= THE TASK =
From the first line to the last, reproduce the records below exactly, omitting any picture.
== Segment start ==
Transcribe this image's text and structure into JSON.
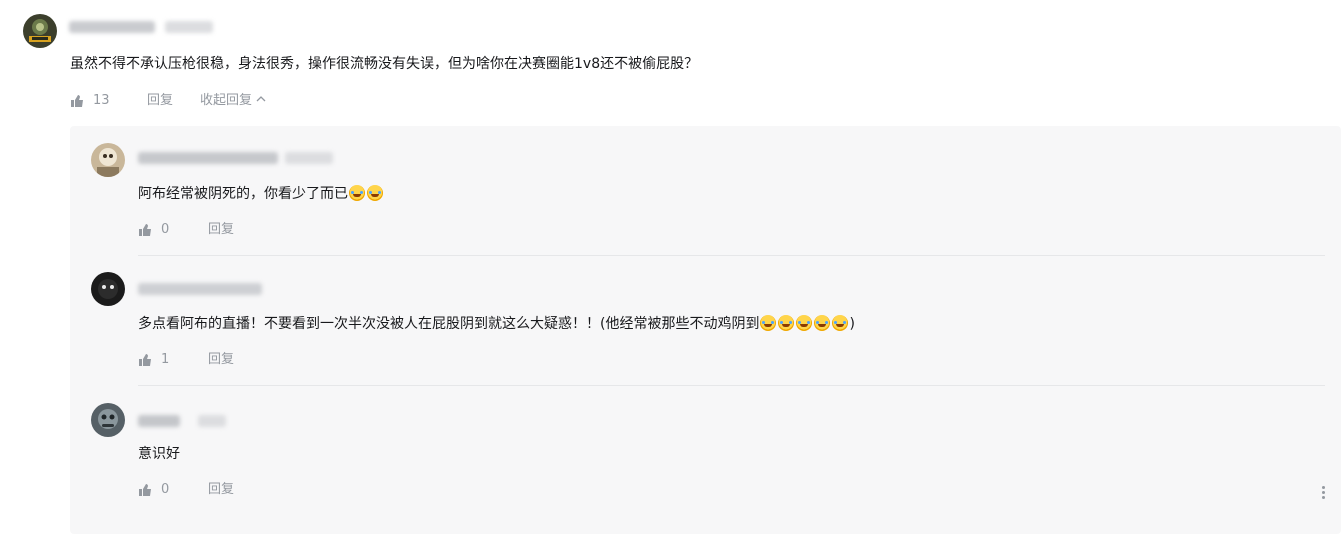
{
  "main_comment": {
    "text": "虽然不得不承认压枪很稳，身法很秀，操作很流畅没有失误，但为啥你在决赛圈能1v8还不被偷屁股？",
    "likes": "13",
    "reply_label": "回复",
    "collapse_label": "收起回复",
    "collapse_icon": "chevron-up-icon"
  },
  "replies": [
    {
      "text": "阿布经常被阴死的，你看少了而已",
      "emoji_count": 2,
      "likes": "0",
      "reply_label": "回复"
    },
    {
      "text": "多点看阿布的直播！不要看到一次半次没被人在屁股阴到就这么大疑惑！！(他经常被那些不动鸡阴到",
      "text_suffix": ")",
      "emoji_count": 5,
      "likes": "1",
      "reply_label": "回复"
    },
    {
      "text": "意识好",
      "emoji_count": 0,
      "likes": "0",
      "reply_label": "回复"
    }
  ],
  "icons": {
    "like": "thumbs-up-icon",
    "more": "more-vertical-icon"
  },
  "colors": {
    "text": "#18191c",
    "meta": "#9499a0",
    "reply_bg": "#f7f7f8"
  }
}
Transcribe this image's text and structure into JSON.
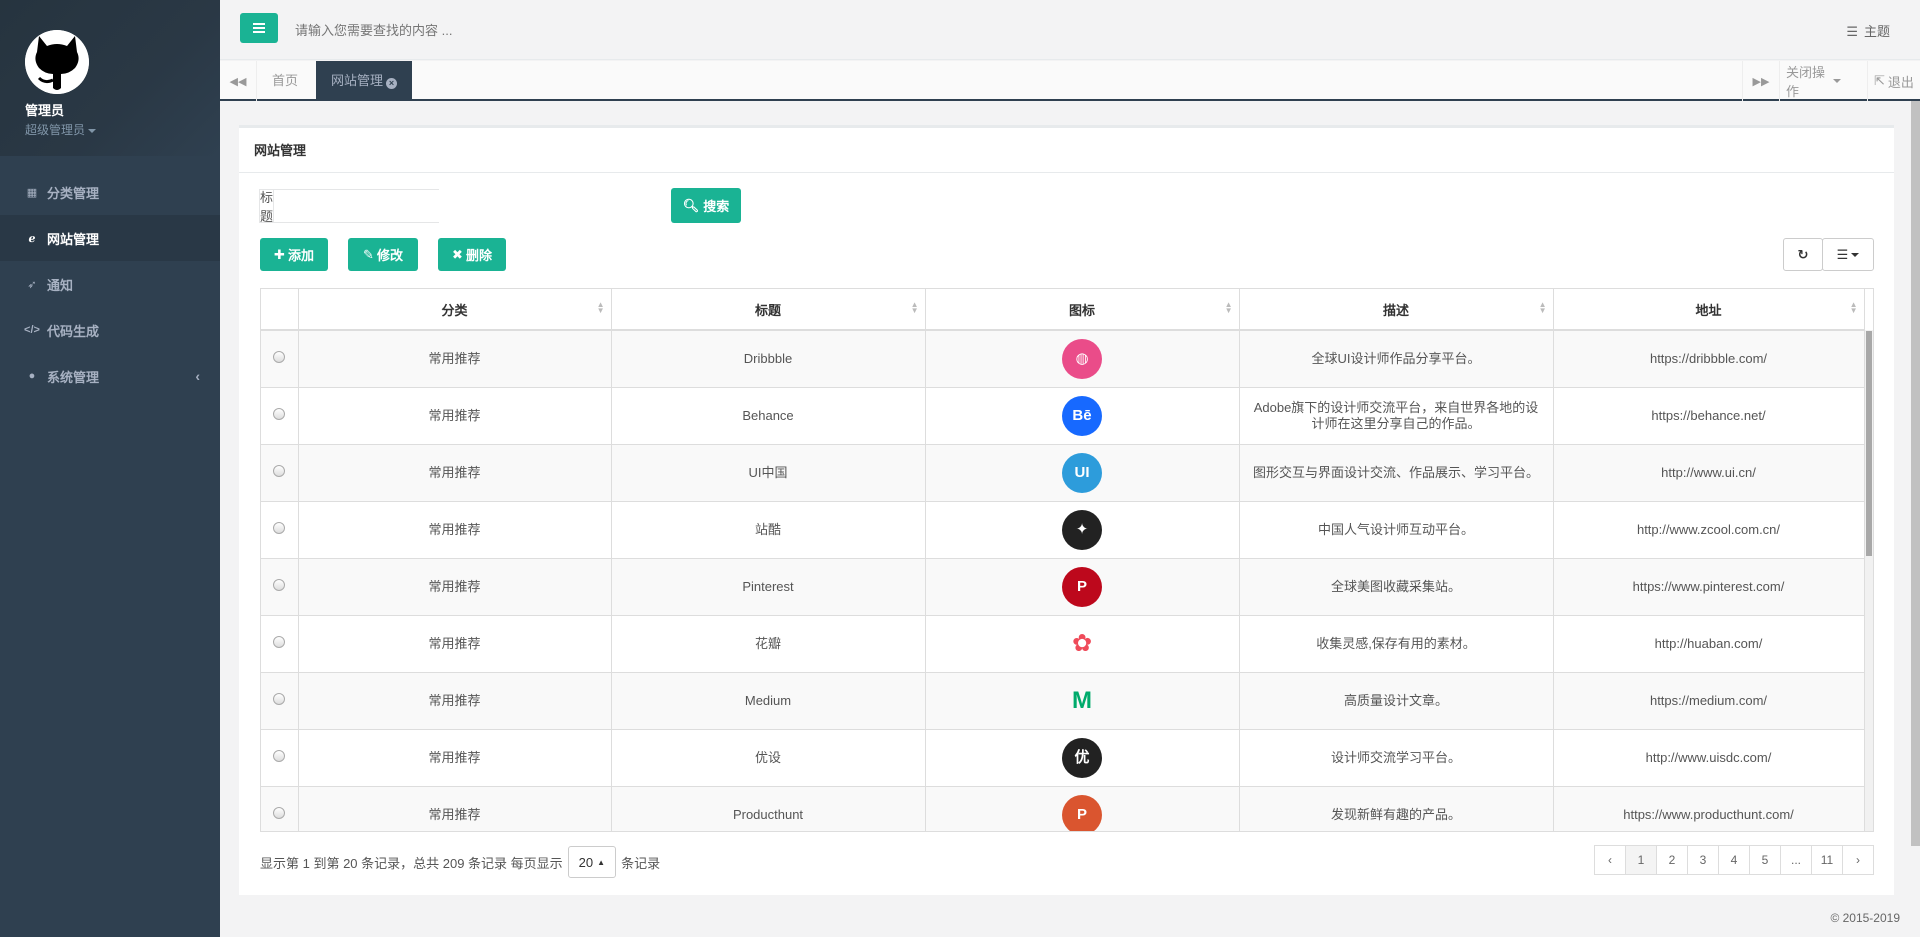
{
  "sidebar": {
    "profile_name": "管理员",
    "profile_role": "超级管理员",
    "items": [
      {
        "label": "分类管理",
        "icon": "table-icon"
      },
      {
        "label": "网站管理",
        "icon": "ie-icon"
      },
      {
        "label": "通知",
        "icon": "rocket-icon"
      },
      {
        "label": "代码生成",
        "icon": "code-icon"
      },
      {
        "label": "系统管理",
        "icon": "user-icon"
      }
    ]
  },
  "header": {
    "search_placeholder": "请输入您需要查找的内容 ...",
    "theme_label": "主题"
  },
  "tabs": {
    "home": "首页",
    "active": "网站管理",
    "close_ops": "关闭操作",
    "logout": "退出"
  },
  "panel": {
    "title": "网站管理",
    "filter_label": "标题",
    "search_button": "搜索",
    "add_button": "添加",
    "edit_button": "修改",
    "delete_button": "删除"
  },
  "table": {
    "columns": [
      "分类",
      "标题",
      "图标",
      "描述",
      "地址"
    ],
    "rows": [
      {
        "category": "常用推荐",
        "title": "Dribbble",
        "icon": "dribbble-icon",
        "icon_color": "#ea4c89",
        "desc": "全球UI设计师作品分享平台。",
        "url": "https://dribbble.com/"
      },
      {
        "category": "常用推荐",
        "title": "Behance",
        "icon": "behance-icon",
        "icon_color": "#1769ff",
        "desc": "Adobe旗下的设计师交流平台，来自世界各地的设计师在这里分享自己的作品。",
        "url": "https://behance.net/"
      },
      {
        "category": "常用推荐",
        "title": "UI中国",
        "icon": "uichina-icon",
        "icon_color": "#2d9cdb",
        "desc": "图形交互与界面设计交流、作品展示、学习平台。",
        "url": "http://www.ui.cn/"
      },
      {
        "category": "常用推荐",
        "title": "站酷",
        "icon": "zcool-icon",
        "icon_color": "#222222",
        "desc": "中国人气设计师互动平台。",
        "url": "http://www.zcool.com.cn/"
      },
      {
        "category": "常用推荐",
        "title": "Pinterest",
        "icon": "pinterest-icon",
        "icon_color": "#bd081c",
        "desc": "全球美图收藏采集站。",
        "url": "https://www.pinterest.com/"
      },
      {
        "category": "常用推荐",
        "title": "花瓣",
        "icon": "huaban-icon",
        "icon_color": "#ef4b5a",
        "desc": "收集灵感,保存有用的素材。",
        "url": "http://huaban.com/"
      },
      {
        "category": "常用推荐",
        "title": "Medium",
        "icon": "medium-icon",
        "icon_color": "#00ab6c",
        "desc": "高质量设计文章。",
        "url": "https://medium.com/"
      },
      {
        "category": "常用推荐",
        "title": "优设",
        "icon": "uisdc-icon",
        "icon_color": "#222222",
        "desc": "设计师交流学习平台。",
        "url": "http://www.uisdc.com/"
      },
      {
        "category": "常用推荐",
        "title": "Producthunt",
        "icon": "producthunt-icon",
        "icon_color": "#da552f",
        "desc": "发现新鲜有趣的产品。",
        "url": "https://www.producthunt.com/"
      }
    ]
  },
  "pagination": {
    "info_prefix": "显示第 1 到第 20 条记录，总共 209 条记录 每页显示",
    "page_size": "20",
    "info_suffix": "条记录",
    "pages": [
      "‹",
      "1",
      "2",
      "3",
      "4",
      "5",
      "...",
      "11",
      "›"
    ],
    "current": "1"
  },
  "footer": {
    "copyright": "© 2015-2019"
  }
}
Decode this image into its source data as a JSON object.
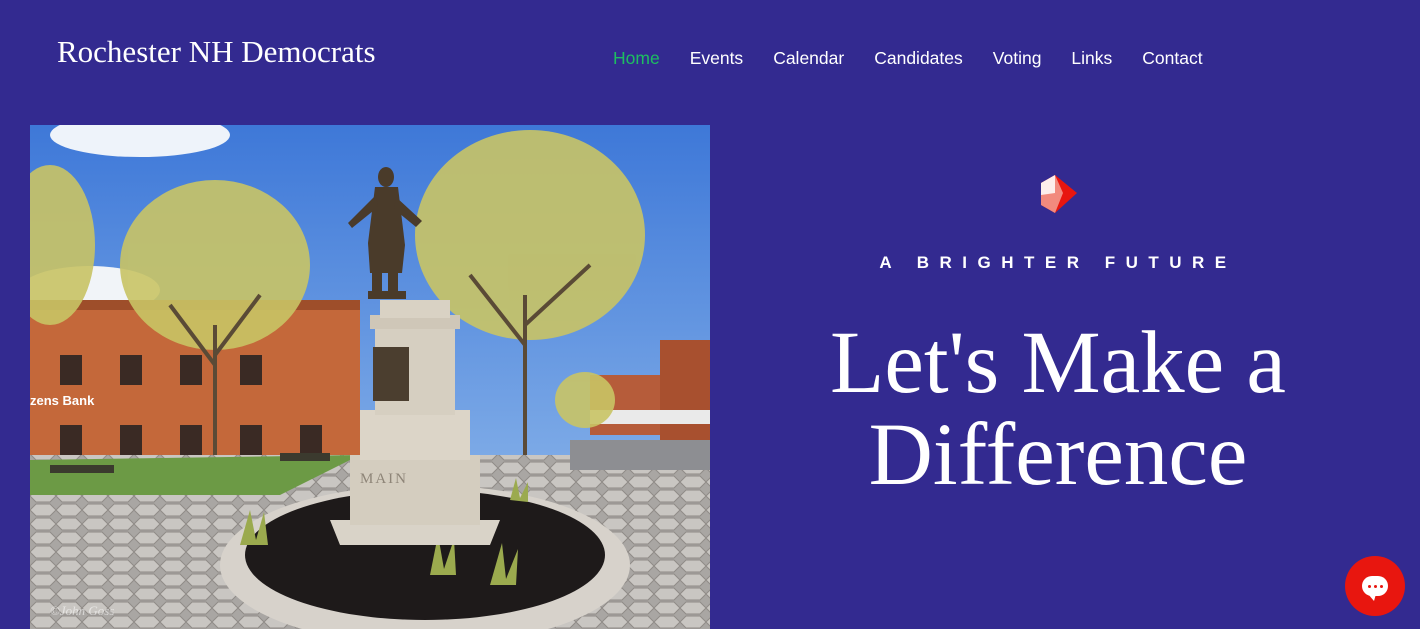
{
  "site": {
    "title": "Rochester NH Democrats"
  },
  "nav": {
    "items": [
      {
        "label": "Home",
        "active": true
      },
      {
        "label": "Events"
      },
      {
        "label": "Calendar"
      },
      {
        "label": "Candidates"
      },
      {
        "label": "Voting"
      },
      {
        "label": "Links"
      },
      {
        "label": "Contact"
      }
    ]
  },
  "hero": {
    "tagline": "A BRIGHTER FUTURE",
    "headline_line1": "Let's Make a",
    "headline_line2": "Difference",
    "photo": {
      "sign_text": "zens Bank",
      "pedestal_text": "MAIN",
      "credit": "©John Goss"
    }
  },
  "chat": {
    "icon": "chat-icon"
  },
  "colors": {
    "background": "#332A90",
    "nav_active": "#1DBE61",
    "chat_button": "#E8160F",
    "text": "#FFFFFF"
  }
}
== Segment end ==
= RESPONSE TO THIS TASK =
Transcribe this image's text and structure into JSON.
{
  "main_comment": {
    "text": "虽然不得不承认压枪很稳，身法很秀，操作很流畅没有失误，但为啥你在决赛圈能1v8还不被偷屁股？",
    "likes": "13",
    "reply_label": "回复",
    "collapse_label": "收起回复",
    "collapse_icon": "chevron-up-icon"
  },
  "replies": [
    {
      "text": "阿布经常被阴死的，你看少了而已",
      "emoji_count": 2,
      "likes": "0",
      "reply_label": "回复"
    },
    {
      "text": "多点看阿布的直播！不要看到一次半次没被人在屁股阴到就这么大疑惑！！(他经常被那些不动鸡阴到",
      "text_suffix": ")",
      "emoji_count": 5,
      "likes": "1",
      "reply_label": "回复"
    },
    {
      "text": "意识好",
      "emoji_count": 0,
      "likes": "0",
      "reply_label": "回复"
    }
  ],
  "icons": {
    "like": "thumbs-up-icon",
    "more": "more-vertical-icon"
  },
  "colors": {
    "text": "#18191c",
    "meta": "#9499a0",
    "reply_bg": "#f7f7f8"
  }
}
Transcribe this image's text and structure into JSON.
{
  "sidebar": {
    "profile_name": "管理员",
    "profile_role": "超级管理员",
    "items": [
      {
        "label": "分类管理",
        "icon": "table-icon"
      },
      {
        "label": "网站管理",
        "icon": "ie-icon"
      },
      {
        "label": "通知",
        "icon": "rocket-icon"
      },
      {
        "label": "代码生成",
        "icon": "code-icon"
      },
      {
        "label": "系统管理",
        "icon": "user-icon"
      }
    ]
  },
  "header": {
    "search_placeholder": "请输入您需要查找的内容 ...",
    "theme_label": "主题"
  },
  "tabs": {
    "home": "首页",
    "active": "网站管理",
    "close_ops": "关闭操作",
    "logout": "退出"
  },
  "panel": {
    "title": "网站管理",
    "filter_label": "标题",
    "search_button": "搜索",
    "add_button": "添加",
    "edit_button": "修改",
    "delete_button": "删除"
  },
  "table": {
    "columns": [
      "分类",
      "标题",
      "图标",
      "描述",
      "地址"
    ],
    "rows": [
      {
        "category": "常用推荐",
        "title": "Dribbble",
        "icon": "dribbble-icon",
        "icon_color": "#ea4c89",
        "desc": "全球UI设计师作品分享平台。",
        "url": "https://dribbble.com/"
      },
      {
        "category": "常用推荐",
        "title": "Behance",
        "icon": "behance-icon",
        "icon_color": "#1769ff",
        "desc": "Adobe旗下的设计师交流平台，来自世界各地的设计师在这里分享自己的作品。",
        "url": "https://behance.net/"
      },
      {
        "category": "常用推荐",
        "title": "UI中国",
        "icon": "uichina-icon",
        "icon_color": "#2d9cdb",
        "desc": "图形交互与界面设计交流、作品展示、学习平台。",
        "url": "http://www.ui.cn/"
      },
      {
        "category": "常用推荐",
        "title": "站酷",
        "icon": "zcool-icon",
        "icon_color": "#222222",
        "desc": "中国人气设计师互动平台。",
        "url": "http://www.zcool.com.cn/"
      },
      {
        "category": "常用推荐",
        "title": "Pinterest",
        "icon": "pinterest-icon",
        "icon_color": "#bd081c",
        "desc": "全球美图收藏采集站。",
        "url": "https://www.pinterest.com/"
      },
      {
        "category": "常用推荐",
        "title": "花瓣",
        "icon": "huaban-icon",
        "icon_color": "#ef4b5a",
        "desc": "收集灵感,保存有用的素材。",
        "url": "http://huaban.com/"
      },
      {
        "category": "常用推荐",
        "title": "Medium",
        "icon": "medium-icon",
        "icon_color": "#00ab6c",
        "desc": "高质量设计文章。",
        "url": "https://medium.com/"
      },
      {
        "category": "常用推荐",
        "title": "优设",
        "icon": "uisdc-icon",
        "icon_color": "#222222",
        "desc": "设计师交流学习平台。",
        "url": "http://www.uisdc.com/"
      },
      {
        "category": "常用推荐",
        "title": "Producthunt",
        "icon": "producthunt-icon",
        "icon_color": "#da552f",
        "desc": "发现新鲜有趣的产品。",
        "url": "https://www.producthunt.com/"
      }
    ]
  },
  "pagination": {
    "info_prefix": "显示第 1 到第 20 条记录，总共 209 条记录 每页显示",
    "page_size": "20",
    "info_suffix": "条记录",
    "pages": [
      "‹",
      "1",
      "2",
      "3",
      "4",
      "5",
      "...",
      "11",
      "›"
    ],
    "current": "1"
  },
  "footer": {
    "copyright": "© 2015-2019"
  }
}
Decode this image into its source data as a JSON object.
{
  "site": {
    "title": "Rochester NH Democrats"
  },
  "nav": {
    "items": [
      {
        "label": "Home",
        "active": true
      },
      {
        "label": "Events"
      },
      {
        "label": "Calendar"
      },
      {
        "label": "Candidates"
      },
      {
        "label": "Voting"
      },
      {
        "label": "Links"
      },
      {
        "label": "Contact"
      }
    ]
  },
  "hero": {
    "tagline": "A BRIGHTER FUTURE",
    "headline_line1": "Let's Make a",
    "headline_line2": "Difference",
    "photo": {
      "sign_text": "zens Bank",
      "pedestal_text": "MAIN",
      "credit": "©John Goss"
    }
  },
  "chat": {
    "icon": "chat-icon"
  },
  "colors": {
    "background": "#332A90",
    "nav_active": "#1DBE61",
    "chat_button": "#E8160F",
    "text": "#FFFFFF"
  }
}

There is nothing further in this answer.